### SUPPLIED RECORDS
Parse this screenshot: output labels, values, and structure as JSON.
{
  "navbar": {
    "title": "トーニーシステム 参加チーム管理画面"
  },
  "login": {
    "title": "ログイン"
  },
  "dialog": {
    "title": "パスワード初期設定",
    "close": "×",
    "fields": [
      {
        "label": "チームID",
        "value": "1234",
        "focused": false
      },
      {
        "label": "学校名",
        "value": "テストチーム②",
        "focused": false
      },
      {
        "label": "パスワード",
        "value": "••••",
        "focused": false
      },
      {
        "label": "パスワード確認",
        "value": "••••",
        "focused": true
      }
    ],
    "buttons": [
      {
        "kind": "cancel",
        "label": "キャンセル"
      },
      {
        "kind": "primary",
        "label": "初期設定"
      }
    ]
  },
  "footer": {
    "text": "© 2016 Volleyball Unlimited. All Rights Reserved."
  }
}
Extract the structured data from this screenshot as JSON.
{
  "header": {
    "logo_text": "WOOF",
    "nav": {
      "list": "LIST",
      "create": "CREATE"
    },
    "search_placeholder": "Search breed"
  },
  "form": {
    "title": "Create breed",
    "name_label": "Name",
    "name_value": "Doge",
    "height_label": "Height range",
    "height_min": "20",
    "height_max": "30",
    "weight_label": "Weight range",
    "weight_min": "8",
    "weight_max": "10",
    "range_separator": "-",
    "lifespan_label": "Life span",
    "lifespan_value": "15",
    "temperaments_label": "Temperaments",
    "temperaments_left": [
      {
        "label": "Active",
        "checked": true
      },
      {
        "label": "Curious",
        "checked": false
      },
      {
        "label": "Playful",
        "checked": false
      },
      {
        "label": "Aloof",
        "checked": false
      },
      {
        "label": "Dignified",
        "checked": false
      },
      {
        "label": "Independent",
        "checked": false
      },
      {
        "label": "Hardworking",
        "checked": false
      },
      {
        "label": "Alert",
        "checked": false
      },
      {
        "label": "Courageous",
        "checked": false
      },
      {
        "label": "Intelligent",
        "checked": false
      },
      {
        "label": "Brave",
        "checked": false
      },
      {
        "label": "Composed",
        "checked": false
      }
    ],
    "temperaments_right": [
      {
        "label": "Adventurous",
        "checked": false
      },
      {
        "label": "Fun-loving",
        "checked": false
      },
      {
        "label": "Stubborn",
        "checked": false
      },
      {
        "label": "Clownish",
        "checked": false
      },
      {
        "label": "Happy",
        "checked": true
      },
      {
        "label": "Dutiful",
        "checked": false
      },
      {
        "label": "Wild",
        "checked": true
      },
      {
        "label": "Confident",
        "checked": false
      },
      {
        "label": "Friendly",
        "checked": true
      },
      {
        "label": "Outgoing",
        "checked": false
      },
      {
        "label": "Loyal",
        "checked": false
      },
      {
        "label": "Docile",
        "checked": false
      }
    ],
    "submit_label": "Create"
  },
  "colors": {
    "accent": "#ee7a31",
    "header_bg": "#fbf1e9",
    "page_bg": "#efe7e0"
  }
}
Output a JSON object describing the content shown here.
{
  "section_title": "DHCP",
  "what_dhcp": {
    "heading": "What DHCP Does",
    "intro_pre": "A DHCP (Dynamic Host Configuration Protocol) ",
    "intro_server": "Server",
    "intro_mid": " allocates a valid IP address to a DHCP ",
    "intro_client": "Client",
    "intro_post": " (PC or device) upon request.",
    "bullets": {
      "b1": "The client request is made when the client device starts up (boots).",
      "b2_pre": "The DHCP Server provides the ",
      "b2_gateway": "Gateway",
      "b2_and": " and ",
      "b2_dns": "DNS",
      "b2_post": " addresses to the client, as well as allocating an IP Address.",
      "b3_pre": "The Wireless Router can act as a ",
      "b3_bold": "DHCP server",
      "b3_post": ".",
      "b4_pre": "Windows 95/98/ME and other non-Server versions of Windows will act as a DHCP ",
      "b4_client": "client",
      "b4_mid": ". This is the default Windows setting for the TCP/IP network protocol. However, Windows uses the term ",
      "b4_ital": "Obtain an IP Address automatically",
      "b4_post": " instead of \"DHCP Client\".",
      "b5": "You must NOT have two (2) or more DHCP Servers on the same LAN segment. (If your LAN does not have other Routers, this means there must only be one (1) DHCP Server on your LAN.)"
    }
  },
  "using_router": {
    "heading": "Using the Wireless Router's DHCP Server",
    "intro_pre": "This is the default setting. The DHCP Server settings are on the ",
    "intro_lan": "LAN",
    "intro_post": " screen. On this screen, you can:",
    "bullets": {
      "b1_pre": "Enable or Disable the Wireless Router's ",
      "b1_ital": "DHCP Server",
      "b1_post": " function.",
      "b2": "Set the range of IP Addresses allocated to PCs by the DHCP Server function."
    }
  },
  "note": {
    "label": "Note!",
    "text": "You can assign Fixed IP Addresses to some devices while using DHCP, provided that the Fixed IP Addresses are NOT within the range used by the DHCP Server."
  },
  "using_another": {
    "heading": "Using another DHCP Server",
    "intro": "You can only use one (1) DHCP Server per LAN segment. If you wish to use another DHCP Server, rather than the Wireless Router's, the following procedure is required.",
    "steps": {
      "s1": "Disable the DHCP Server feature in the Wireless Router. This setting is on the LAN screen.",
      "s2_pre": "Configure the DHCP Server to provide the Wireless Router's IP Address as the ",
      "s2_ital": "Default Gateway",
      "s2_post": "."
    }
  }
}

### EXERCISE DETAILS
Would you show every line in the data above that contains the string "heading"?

### OUTPUT OF THE TASK
    "heading": "What DHCP Does",
    "heading": "Using the Wireless Router's DHCP Server",
    "heading": "Using another DHCP Server",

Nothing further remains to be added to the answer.